hate crimes against asians in america has received some attention, they won't stop talking about it. it is back to the office for some google employees. for the first time in more than a year, the tech giant welcomed back employees a voluntary basis today. this is a key step to prepare for a broader reopening. in september google will require most workers to return to the office at least three days a week. the company says unvaccinated employees or those who don't provide verification will need to wear a mask at work and get a weekly covid test. google won't limit capacity or require social distancing. the company's signature perks like free food will come back gradually. san francisco wants to make it easy for kids to get to school. so bus rides will be free. the city is expanding its free muni for youth program. anyone under the age of 19 will be able to ride muni for free regardless of financial status or verification. starting august 15th you don't even have to fill out an application to be in the program. the extended program coincides

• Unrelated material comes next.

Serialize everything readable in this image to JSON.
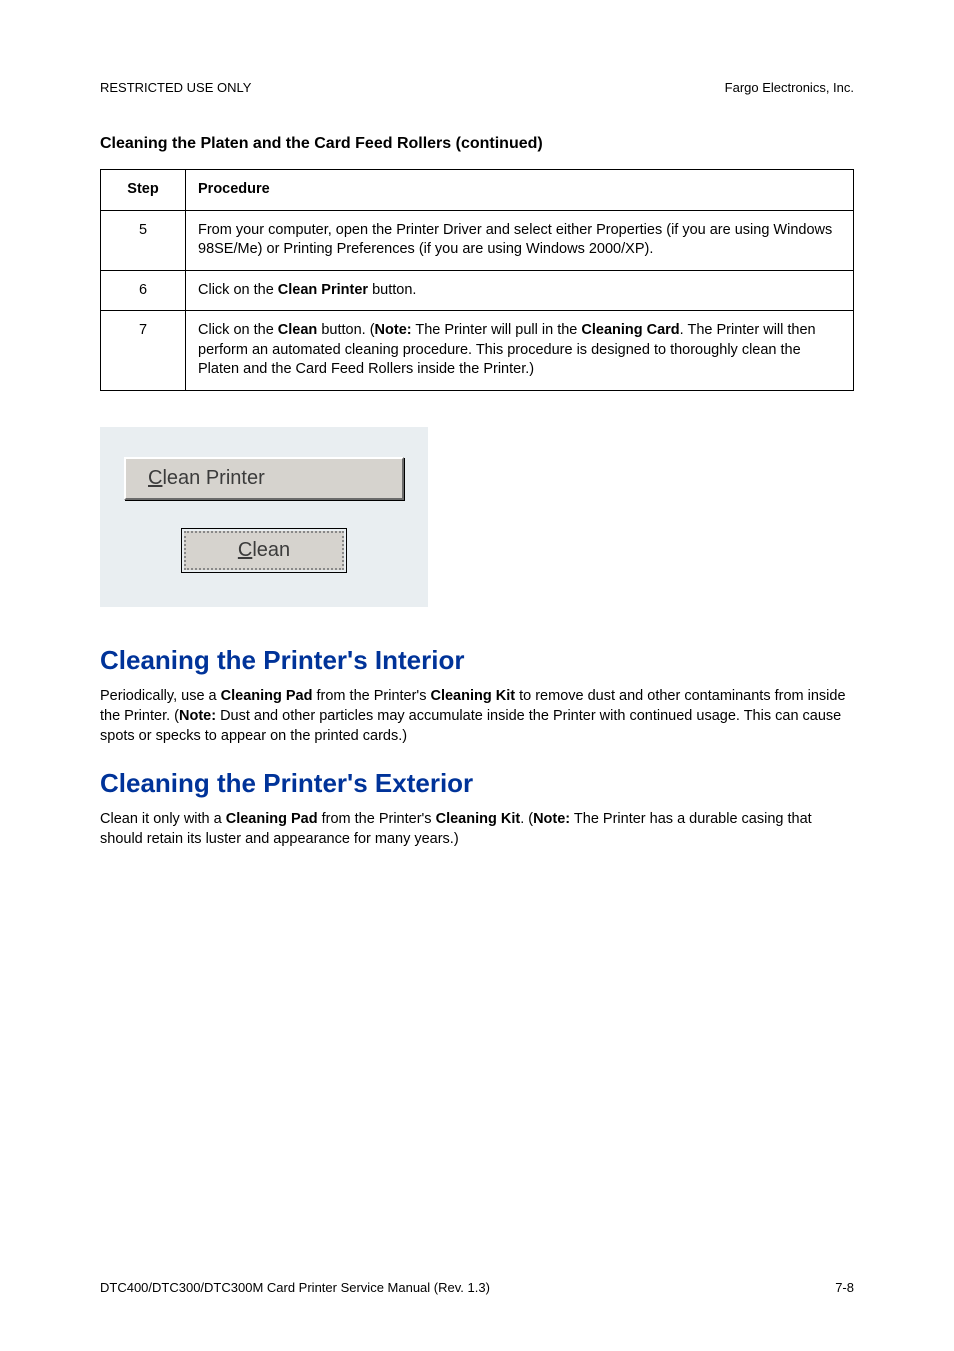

with the return of full in-person learning at san francisco schools. right now more than 39,000 kids use the free muni for youth program. that's about 72% of young people who are eligible. still ahead, coming together for the neighborhood. we'll show you next. delicia: this is where all our recycling is sorted -- 1.2 million pounds every day, helping to make san francisco the greenest big city in america. but that's not all you'll find here. there are hundreds of good-paying jobs,
oakland's chinatown got a face lift today. city council president nicky for tune owe bass joined a team of volunteers for a beautification project. the team picked up litter as you can see. they cleaned up graffiti and escorted chinatown seniors. the volunteers are all with the oakland/chinatown coalition, a collaborative effort. jessica aguirre joins us now with what is coming up next at 5:30. >> we have a lot coming up. u.s. troops are all but gone from afghanistan, which is creating an opportunity for the taliban. insurgents regaining territory across the country, leaving the future of afghanistan in doubt. >> more people don't -- they kill each other. so do you think they have the details? this will look for hostilities. >> a former taliban leader speaks out about what could be next.
thousands of cubans pour into the streets in havana, demanding change. it is the biggest anti-government demonstration in recent memory. what they want and what president biden is saying about it tonight. good monday. good monday. thanks so much for joining us. the news at 5:30 starts right now. >> the united states is another stretch closer to ending the 20-year war in afghanistan. the top u.s. commander in afghanistan handed over responsibility to another american general. general scott miller has served as america's top commander in afghanistan since 2018. the new commander, frank mckenzie head of the u.s. central command. he will oversee the winding down in headquarters in